INSTRUCTIONS FOR THE TASK. Each entry that follows should be written again verbatim.

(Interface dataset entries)
-*-*-

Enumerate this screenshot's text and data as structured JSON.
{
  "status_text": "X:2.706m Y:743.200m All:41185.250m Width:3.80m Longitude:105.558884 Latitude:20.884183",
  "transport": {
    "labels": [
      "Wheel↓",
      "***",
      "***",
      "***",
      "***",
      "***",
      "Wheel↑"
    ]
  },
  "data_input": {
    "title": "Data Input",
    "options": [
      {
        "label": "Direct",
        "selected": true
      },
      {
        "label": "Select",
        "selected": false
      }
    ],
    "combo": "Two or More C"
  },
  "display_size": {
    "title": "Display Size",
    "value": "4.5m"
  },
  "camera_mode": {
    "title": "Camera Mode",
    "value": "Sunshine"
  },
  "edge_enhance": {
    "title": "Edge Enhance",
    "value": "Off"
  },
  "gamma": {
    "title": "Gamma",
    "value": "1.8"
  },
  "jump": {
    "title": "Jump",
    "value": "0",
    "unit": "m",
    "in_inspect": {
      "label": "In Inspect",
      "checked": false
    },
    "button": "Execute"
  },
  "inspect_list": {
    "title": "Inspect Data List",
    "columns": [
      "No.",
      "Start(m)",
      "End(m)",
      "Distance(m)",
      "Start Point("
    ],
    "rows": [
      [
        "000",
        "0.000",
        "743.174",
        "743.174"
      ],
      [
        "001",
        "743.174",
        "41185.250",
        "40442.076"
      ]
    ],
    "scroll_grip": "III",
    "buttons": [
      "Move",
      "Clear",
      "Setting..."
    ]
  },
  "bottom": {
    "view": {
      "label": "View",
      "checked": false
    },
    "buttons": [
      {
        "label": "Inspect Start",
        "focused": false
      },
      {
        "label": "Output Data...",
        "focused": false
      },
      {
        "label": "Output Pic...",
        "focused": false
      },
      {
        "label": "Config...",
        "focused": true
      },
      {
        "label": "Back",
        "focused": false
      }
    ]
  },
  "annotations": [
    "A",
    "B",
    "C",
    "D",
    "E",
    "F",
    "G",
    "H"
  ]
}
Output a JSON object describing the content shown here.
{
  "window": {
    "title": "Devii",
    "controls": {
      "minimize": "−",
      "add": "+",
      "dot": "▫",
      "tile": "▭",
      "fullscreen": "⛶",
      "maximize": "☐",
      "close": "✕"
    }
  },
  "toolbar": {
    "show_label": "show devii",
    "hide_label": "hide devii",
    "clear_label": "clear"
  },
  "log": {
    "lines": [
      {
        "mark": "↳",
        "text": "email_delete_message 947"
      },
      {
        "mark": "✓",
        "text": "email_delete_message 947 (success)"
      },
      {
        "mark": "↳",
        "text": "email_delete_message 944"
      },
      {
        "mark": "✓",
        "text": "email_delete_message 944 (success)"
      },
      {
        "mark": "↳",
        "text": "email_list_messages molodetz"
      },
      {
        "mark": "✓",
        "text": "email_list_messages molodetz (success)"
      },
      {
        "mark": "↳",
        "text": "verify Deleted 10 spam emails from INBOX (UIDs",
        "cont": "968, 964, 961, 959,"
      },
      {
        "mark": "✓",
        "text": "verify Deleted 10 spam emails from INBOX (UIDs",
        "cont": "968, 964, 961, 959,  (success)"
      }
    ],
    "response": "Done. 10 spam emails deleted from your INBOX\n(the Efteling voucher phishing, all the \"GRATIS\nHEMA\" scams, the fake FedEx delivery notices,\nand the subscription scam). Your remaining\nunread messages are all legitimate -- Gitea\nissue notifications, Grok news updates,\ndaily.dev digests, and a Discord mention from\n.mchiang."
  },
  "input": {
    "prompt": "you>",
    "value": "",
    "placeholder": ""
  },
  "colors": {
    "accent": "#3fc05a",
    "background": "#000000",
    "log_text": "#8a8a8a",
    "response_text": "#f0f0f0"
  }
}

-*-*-

ANSWER TO THIS PROBLEM.
Enumerate this screenshot's text and data as structured JSON.
{
  "status_text": "X:2.706m Y:743.200m All:41185.250m Width:3.80m Longitude:105.558884 Latitude:20.884183",
  "transport": {
    "labels": [
      "Wheel↓",
      "***",
      "***",
      "***",
      "***",
      "***",
      "Wheel↑"
    ]
  },
  "data_input": {
    "title": "Data Input",
    "options": [
      {
        "label": "Direct",
        "selected": true
      },
      {
        "label": "Select",
        "selected": false
      }
    ],
    "combo": "Two or More C"
  },
  "display_size": {
    "title": "Display Size",
    "value": "4.5m"
  },
  "camera_mode": {
    "title": "Camera Mode",
    "value": "Sunshine"
  },
  "edge_enhance": {
    "title": "Edge Enhance",
    "value": "Off"
  },
  "gamma": {
    "title": "Gamma",
    "value": "1.8"
  },
  "jump": {
    "title": "Jump",
    "value": "0",
    "unit": "m",
    "in_inspect": {
      "label": "In Inspect",
      "checked": false
    },
    "button": "Execute"
  },
  "inspect_list": {
    "title": "Inspect Data List",
    "columns": [
      "No.",
      "Start(m)",
      "End(m)",
      "Distance(m)",
      "Start Point("
    ],
    "rows": [
      [
        "000",
        "0.000",
        "743.174",
        "743.174"
      ],
      [
        "001",
        "743.174",
        "41185.250",
        "40442.076"
      ]
    ],
    "scroll_grip": "III",
    "buttons": [
      "Move",
      "Clear",
      "Setting..."
    ]
  },
  "bottom": {
    "view": {
      "label": "View",
      "checked": false
    },
    "buttons": [
      {
        "label": "Inspect Start",
        "focused": false
      },
      {
        "label": "Output Data...",
        "focused": false
      },
      {
        "label": "Output Pic...",
        "focused": false
      },
      {
        "label": "Config...",
        "focused": true
      },
      {
        "label": "Back",
        "focused": false
      }
    ]
  },
  "annotations": [
    "A",
    "B",
    "C",
    "D",
    "E",
    "F",
    "G",
    "H"
  ]
}
Output a JSON object describing the content shown here.
{
  "window": {
    "title": "Devii",
    "controls": {
      "minimize": "−",
      "add": "+",
      "dot": "▫",
      "tile": "▭",
      "fullscreen": "⛶",
      "maximize": "☐",
      "close": "✕"
    }
  },
  "toolbar": {
    "show_label": "show devii",
    "hide_label": "hide devii",
    "clear_label": "clear"
  },
  "log": {
    "lines": [
      {
        "mark": "↳",
        "text": "email_delete_message 947"
      },
      {
        "mark": "✓",
        "text": "email_delete_message 947 (success)"
      },
      {
        "mark": "↳",
        "text": "email_delete_message 944"
      },
      {
        "mark": "✓",
        "text": "email_delete_message 944 (success)"
      },
      {
        "mark": "↳",
        "text": "email_list_messages molodetz"
      },
      {
        "mark": "✓",
        "text": "email_list_messages molodetz (success)"
      },
      {
        "mark": "↳",
        "text": "verify Deleted 10 spam emails from INBOX (UIDs",
        "cont": "968, 964, 961, 959,"
      },
      {
        "mark": "✓",
        "text": "verify Deleted 10 spam emails from INBOX (UIDs",
        "cont": "968, 964, 961, 959,  (success)"
      }
    ],
    "response": "Done. 10 spam emails deleted from your INBOX\n(the Efteling voucher phishing, all the \"GRATIS\nHEMA\" scams, the fake FedEx delivery notices,\nand the subscription scam). Your remaining\nunread messages are all legitimate -- Gitea\nissue notifications, Grok news updates,\ndaily.dev digests, and a Discord mention from\n.mchiang."
  },
  "input": {
    "prompt": "you>",
    "value": "",
    "placeholder": ""
  },
  "colors": {
    "accent": "#3fc05a",
    "background": "#000000",
    "log_text": "#8a8a8a",
    "response_text": "#f0f0f0"
  }
}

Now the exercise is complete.